### EXERCISE
In how many lines of the records does the string "label" appear? State only the number.
_ _ _ _ _
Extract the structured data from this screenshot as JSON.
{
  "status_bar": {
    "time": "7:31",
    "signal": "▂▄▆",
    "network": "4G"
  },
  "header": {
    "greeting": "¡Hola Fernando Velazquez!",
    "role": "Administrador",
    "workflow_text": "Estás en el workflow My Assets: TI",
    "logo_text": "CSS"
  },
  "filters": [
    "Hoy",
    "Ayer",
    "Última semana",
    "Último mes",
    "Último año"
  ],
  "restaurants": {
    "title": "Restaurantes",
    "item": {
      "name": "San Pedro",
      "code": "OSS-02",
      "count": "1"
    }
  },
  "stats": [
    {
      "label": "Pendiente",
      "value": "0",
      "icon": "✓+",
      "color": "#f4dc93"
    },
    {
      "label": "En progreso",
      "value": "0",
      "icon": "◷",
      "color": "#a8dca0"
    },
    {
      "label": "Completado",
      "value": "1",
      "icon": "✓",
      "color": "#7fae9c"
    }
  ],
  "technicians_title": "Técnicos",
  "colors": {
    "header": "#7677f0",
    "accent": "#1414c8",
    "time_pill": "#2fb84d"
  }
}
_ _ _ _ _
### SOLUTION TO THE PROBLEM
3